===== Supplied records
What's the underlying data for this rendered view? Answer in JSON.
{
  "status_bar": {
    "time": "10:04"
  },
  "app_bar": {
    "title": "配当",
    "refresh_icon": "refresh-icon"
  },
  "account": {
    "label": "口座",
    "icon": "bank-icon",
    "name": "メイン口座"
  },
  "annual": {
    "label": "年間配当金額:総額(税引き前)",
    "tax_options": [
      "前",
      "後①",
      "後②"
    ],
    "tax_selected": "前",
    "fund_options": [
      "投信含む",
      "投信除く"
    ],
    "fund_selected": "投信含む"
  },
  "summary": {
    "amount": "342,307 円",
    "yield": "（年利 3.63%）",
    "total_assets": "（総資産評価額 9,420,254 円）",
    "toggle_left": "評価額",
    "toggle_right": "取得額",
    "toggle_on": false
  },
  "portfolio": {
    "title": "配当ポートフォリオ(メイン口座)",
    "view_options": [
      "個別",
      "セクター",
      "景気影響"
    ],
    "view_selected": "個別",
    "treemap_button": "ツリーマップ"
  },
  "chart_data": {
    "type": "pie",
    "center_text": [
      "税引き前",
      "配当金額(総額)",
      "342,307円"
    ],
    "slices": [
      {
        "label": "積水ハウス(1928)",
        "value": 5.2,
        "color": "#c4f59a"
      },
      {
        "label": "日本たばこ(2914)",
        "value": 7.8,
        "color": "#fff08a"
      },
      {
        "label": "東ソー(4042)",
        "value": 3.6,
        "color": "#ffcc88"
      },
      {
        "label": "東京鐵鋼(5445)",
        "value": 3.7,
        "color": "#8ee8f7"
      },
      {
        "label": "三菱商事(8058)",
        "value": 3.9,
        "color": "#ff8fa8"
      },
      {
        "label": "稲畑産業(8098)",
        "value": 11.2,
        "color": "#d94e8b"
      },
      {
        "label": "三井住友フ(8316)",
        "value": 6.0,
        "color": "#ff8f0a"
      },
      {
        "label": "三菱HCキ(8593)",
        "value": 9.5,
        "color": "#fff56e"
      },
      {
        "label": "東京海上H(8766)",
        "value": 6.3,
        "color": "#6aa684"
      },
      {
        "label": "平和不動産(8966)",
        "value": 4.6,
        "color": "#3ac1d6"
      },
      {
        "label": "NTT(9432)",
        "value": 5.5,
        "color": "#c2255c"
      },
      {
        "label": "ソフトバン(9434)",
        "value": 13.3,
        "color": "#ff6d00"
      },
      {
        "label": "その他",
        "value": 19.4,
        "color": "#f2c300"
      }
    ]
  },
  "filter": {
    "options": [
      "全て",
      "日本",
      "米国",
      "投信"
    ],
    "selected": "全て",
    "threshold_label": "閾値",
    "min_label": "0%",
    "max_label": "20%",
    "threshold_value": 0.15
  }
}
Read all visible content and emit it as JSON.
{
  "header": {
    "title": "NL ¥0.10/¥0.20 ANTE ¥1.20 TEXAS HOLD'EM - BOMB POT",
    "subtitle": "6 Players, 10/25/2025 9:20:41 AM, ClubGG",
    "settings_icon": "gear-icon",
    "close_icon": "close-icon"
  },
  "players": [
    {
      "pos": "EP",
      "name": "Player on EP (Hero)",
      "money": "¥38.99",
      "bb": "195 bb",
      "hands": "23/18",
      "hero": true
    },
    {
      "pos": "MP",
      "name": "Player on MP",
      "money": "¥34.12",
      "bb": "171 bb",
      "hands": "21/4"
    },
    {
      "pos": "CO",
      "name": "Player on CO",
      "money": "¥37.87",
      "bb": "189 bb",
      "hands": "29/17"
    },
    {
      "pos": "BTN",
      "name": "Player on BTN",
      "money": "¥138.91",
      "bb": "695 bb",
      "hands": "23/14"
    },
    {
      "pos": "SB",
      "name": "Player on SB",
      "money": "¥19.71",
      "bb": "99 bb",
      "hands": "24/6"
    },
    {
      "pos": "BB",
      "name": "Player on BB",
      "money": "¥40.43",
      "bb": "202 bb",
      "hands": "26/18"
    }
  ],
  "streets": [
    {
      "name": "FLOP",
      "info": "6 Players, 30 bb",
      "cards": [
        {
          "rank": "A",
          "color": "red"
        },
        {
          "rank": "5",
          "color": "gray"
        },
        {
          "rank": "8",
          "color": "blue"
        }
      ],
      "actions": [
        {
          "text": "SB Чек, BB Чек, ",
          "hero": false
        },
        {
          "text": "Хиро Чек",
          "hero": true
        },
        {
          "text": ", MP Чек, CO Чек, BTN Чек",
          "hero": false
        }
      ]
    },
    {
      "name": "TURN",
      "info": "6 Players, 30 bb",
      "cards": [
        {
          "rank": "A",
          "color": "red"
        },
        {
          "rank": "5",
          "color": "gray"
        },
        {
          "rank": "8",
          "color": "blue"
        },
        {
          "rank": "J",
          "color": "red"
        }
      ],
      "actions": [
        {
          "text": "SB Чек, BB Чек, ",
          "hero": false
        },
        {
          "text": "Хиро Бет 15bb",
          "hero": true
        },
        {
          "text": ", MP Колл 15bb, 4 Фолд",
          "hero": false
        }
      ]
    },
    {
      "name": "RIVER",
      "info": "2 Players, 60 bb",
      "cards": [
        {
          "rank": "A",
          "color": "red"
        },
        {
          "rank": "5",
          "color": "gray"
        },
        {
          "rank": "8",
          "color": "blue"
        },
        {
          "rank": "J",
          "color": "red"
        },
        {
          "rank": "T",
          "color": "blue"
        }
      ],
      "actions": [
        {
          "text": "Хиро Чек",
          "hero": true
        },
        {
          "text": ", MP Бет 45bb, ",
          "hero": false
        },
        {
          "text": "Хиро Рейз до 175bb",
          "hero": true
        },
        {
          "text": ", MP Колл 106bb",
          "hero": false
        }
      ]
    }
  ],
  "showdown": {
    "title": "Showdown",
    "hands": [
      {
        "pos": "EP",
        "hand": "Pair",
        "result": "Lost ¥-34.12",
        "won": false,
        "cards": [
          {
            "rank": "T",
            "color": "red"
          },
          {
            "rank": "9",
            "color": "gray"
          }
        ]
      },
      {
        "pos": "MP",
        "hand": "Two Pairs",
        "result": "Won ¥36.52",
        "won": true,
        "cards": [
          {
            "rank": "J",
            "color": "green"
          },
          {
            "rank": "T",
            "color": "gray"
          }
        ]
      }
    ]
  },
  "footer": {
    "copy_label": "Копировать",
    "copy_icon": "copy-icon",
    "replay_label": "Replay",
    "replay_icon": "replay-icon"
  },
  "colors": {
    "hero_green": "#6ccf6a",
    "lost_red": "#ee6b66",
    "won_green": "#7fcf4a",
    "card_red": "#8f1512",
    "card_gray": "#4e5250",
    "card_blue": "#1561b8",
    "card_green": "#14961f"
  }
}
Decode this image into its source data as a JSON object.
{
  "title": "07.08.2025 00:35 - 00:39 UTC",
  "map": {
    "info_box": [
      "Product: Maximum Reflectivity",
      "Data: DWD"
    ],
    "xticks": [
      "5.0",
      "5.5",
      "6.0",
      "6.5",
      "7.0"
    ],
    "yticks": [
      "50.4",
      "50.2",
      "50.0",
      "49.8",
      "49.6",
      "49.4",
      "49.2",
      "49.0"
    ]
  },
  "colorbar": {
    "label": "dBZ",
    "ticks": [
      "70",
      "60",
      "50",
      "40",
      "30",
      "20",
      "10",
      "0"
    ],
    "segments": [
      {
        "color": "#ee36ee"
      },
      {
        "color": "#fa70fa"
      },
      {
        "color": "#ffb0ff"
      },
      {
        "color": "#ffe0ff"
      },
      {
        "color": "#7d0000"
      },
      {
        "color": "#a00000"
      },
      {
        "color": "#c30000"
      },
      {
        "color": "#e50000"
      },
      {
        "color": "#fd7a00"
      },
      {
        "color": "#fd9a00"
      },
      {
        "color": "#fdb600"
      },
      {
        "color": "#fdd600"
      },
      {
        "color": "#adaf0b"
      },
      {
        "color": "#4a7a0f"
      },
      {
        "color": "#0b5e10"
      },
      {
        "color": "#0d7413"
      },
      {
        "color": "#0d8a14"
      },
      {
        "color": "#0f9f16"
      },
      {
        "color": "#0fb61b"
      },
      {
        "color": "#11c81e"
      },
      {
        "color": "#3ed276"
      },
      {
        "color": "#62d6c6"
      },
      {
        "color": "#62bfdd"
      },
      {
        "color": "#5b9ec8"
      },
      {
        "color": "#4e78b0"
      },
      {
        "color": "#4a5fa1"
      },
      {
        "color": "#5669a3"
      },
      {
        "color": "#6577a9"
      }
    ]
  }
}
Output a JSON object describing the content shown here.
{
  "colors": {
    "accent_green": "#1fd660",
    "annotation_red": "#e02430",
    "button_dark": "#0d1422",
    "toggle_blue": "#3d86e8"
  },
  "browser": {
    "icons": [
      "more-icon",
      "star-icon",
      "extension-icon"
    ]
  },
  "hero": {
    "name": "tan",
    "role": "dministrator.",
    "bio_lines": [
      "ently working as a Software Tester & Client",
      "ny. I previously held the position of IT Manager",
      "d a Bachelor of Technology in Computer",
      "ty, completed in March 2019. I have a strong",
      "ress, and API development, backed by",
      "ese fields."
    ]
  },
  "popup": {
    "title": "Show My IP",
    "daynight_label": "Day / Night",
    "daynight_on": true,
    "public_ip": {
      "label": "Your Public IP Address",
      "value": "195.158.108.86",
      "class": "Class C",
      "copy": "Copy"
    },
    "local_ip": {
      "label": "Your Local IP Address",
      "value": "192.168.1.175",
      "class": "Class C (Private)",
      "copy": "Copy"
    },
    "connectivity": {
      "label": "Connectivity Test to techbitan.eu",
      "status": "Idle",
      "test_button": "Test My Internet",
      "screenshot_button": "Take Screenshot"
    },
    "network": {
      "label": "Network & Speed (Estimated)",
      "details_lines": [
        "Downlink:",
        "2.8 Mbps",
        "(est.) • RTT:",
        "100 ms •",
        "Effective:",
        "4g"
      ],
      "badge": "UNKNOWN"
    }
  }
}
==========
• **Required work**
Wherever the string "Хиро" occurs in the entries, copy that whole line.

• **Response area**
          "text": "Хиро Чек",
          "text": "Хиро Бет 15bb",
          "text": "Хиро Чек",
          "text": "Хиро Рейз до 175bb",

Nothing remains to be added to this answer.